“A lot of our philosophy is – and this goes for anything we do – Slayer and Deathmatch-style games are—you know, they tend to be the most popular, so any game that we build, killing should be a good thing. There shouldn’t be times in a game where it’s bad to kill your opponent. The way you make things accessible is if you’re running around shooting things, that should be a good thing to do. We start with that and layer on top.”
“So we kind of evolved it from there to this idea where the thinking was, ‘Okay, we don’t want people just camping the switch inside their base, we want people to come outside their base and sort of risk their neck, so how do get them to do that? How do we get them to risk their neck and come out of the base? Well you know what, let’s make it so they can respawn their turret and then eventually we took it even further and evolved it to where you have to actually go out to that turret to cause it to initially spawn.’”

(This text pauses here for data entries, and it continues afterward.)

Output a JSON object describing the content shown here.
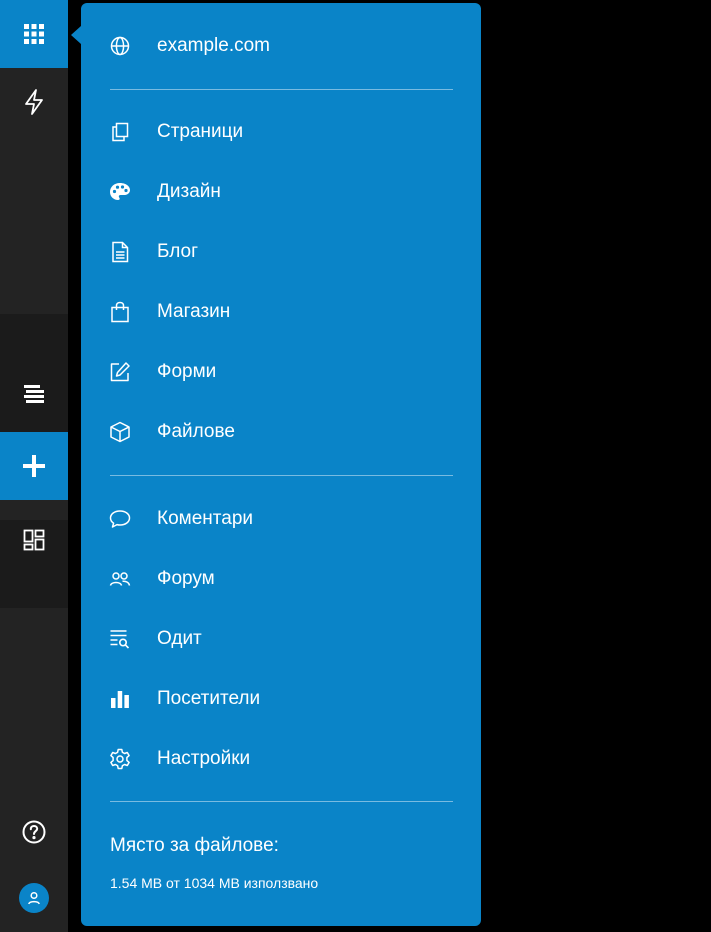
{
  "site": {
    "domain": "example.com"
  },
  "menu": {
    "group1": [
      {
        "label": "Страници",
        "icon": "pages-icon"
      },
      {
        "label": "Дизайн",
        "icon": "palette-icon"
      },
      {
        "label": "Блог",
        "icon": "document-icon"
      },
      {
        "label": "Магазин",
        "icon": "shopping-bag-icon"
      },
      {
        "label": "Форми",
        "icon": "edit-icon"
      },
      {
        "label": "Файлове",
        "icon": "box-icon"
      }
    ],
    "group2": [
      {
        "label": "Коментари",
        "icon": "comment-icon"
      },
      {
        "label": "Форум",
        "icon": "users-icon"
      },
      {
        "label": "Одит",
        "icon": "audit-icon"
      },
      {
        "label": "Посетители",
        "icon": "bar-chart-icon"
      },
      {
        "label": "Настройки",
        "icon": "gear-icon"
      }
    ]
  },
  "storage": {
    "title": "Място за файлове:",
    "usage": "1.54 MB от 1034 MB използвано"
  },
  "colors": {
    "accent": "#0a84c8",
    "rail": "#232323",
    "background": "#000000"
  }
}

Forging a path of ideas
Certain Affinity’s other major contribution to Halo 4 was Forge, the map creation mode where players can create their own battlefields to play privately or share across Xbox Live. It can be used to create all manner of custom games and insane map challenges. Since much of the groundwork was already laid out for Certain Affinity from Forge’s implementation in previous Halo games, Hoberman described Certain Affinity’s additions as “low-hanging fruit.”

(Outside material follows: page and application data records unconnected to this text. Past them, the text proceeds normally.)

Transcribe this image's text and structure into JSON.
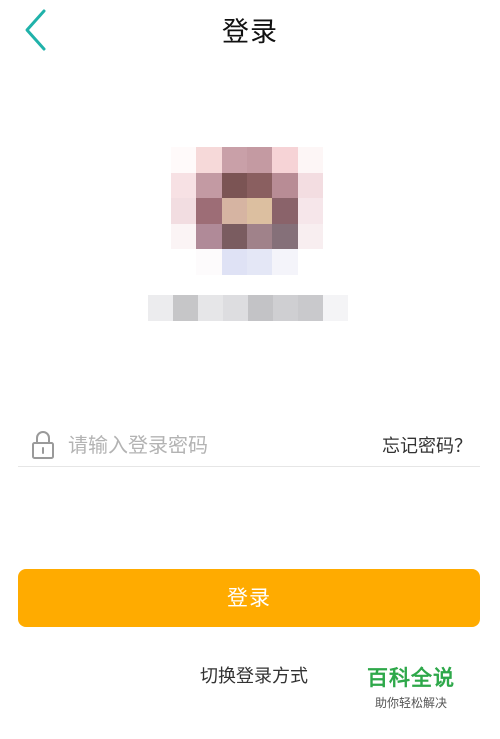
{
  "nav": {
    "title": "登录",
    "back_icon": "chevron-left-icon",
    "accent": "#20b2aa"
  },
  "profile": {
    "avatar_blurred": true,
    "username_blurred": true
  },
  "password": {
    "placeholder": "请输入登录密码",
    "value": "",
    "lock_icon": "lock-icon",
    "forgot_label": "忘记密码？"
  },
  "login_button": {
    "label": "登录",
    "color": "#ffab00"
  },
  "switch_label": "切换登录方式",
  "watermark": {
    "title": "百科全说",
    "subtitle": "助你轻松解决"
  }
}
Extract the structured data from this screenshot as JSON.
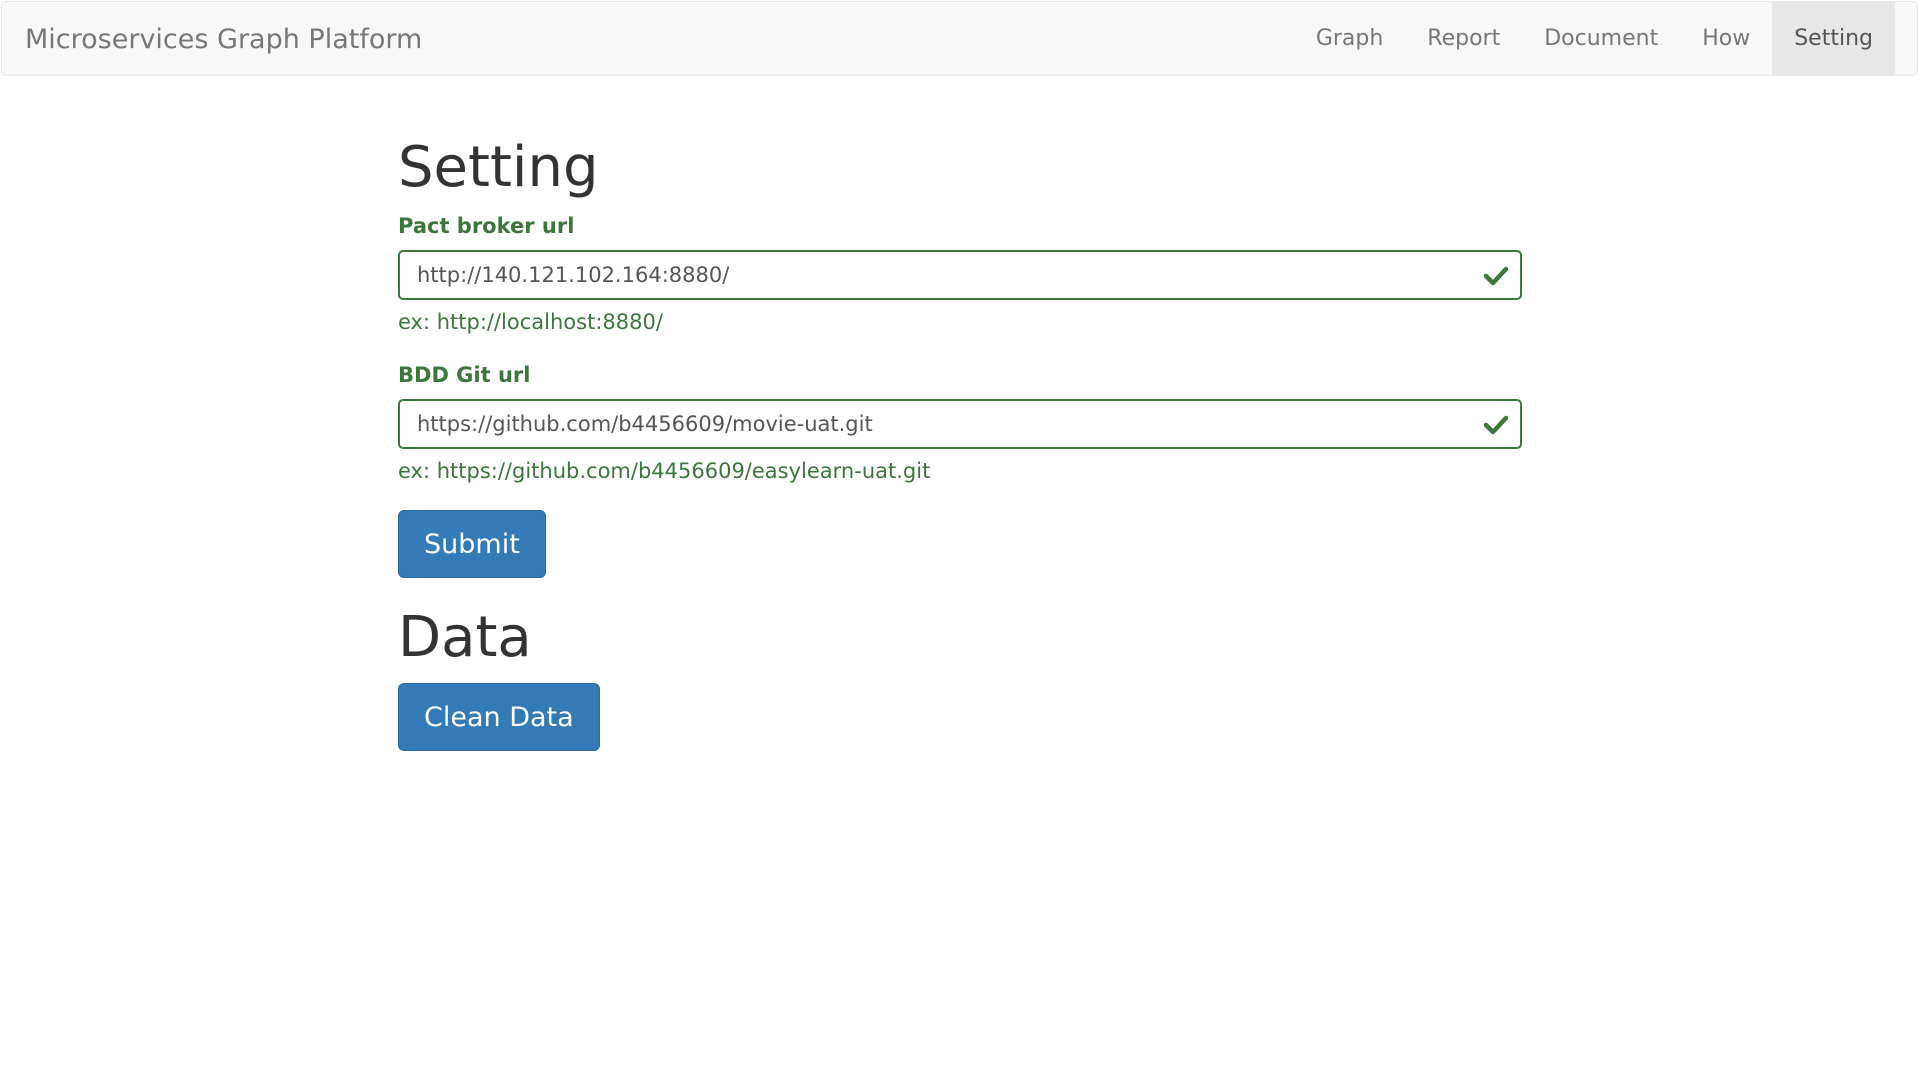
{
  "navbar": {
    "brand": "Microservices Graph Platform",
    "items": [
      {
        "label": "Graph",
        "active": false
      },
      {
        "label": "Report",
        "active": false
      },
      {
        "label": "Document",
        "active": false
      },
      {
        "label": "How",
        "active": false
      },
      {
        "label": "Setting",
        "active": true
      }
    ]
  },
  "setting": {
    "title": "Setting",
    "pact_broker": {
      "label": "Pact broker url",
      "value": "http://140.121.102.164:8880/",
      "help": "ex: http://localhost:8880/",
      "status_icon": "check-icon"
    },
    "bdd_git": {
      "label": "BDD Git url",
      "value": "https://github.com/b4456609/movie-uat.git",
      "help": "ex: https://github.com/b4456609/easylearn-uat.git",
      "status_icon": "check-icon"
    },
    "submit_label": "Submit"
  },
  "data_section": {
    "title": "Data",
    "clean_label": "Clean Data"
  },
  "colors": {
    "success": "#3c763d",
    "primary": "#337ab7",
    "navbar_bg": "#f8f8f8",
    "nav_active_bg": "#e7e7e7"
  }
}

The magnet feature is one such fruit. Before, lining up two items to be placed side-by-side was an almost surgical maneuver, requiring players to carefully push thumbsticks with slow and precise movements. Since items from Forge could clip through one another, it was up to the player to manually observe and check for any gaps between objects. Magnets automatically lock one object’s face to another’s, reducing the system’s complexity and speeding up map creation.
While magnets were a suggestion from the Halo fanbase, Hoberman explained that some features were more like happy accidents than anything planned or suggested. He brought up player trait zones, where Forge tinkerers can set variables like player speed, shield level, gravity, damage output, and more. “That was an idea that came about from one of our programmers; it was his idea,” Hoberman said.
“We were actually shutting down features and starting to get a lot more conservative, saying ‘Okay, we’ve got X amount of time before we have to close it all off,’ and it was kind of the last day when it was like, ‘Wait a minute, here’s this great discovery; what if we can get this in?’”
“I remember when he told me about it and I was like, ‘Oh my god, that’s freaking genius, why didn’t I think of that? We have to do that!’ Ideas come from all places. Whether it’s listening to the community, listening to our partners at 343, or listening to our own staff, a good idea’s a good idea regardless of where it comes from.”
Hoberman and Wattenbarger don’t want to take away from the work that 343 Industries has done with Halo 4, or the work that any of the developers they’ve worked with have done. But Hoberman is right: a good idea is a good idea regardless of where it comes from. If Certain Affinity – a small independent house working alongside giants of the industry – has a good idea, it’s only fair to recognize their hard work.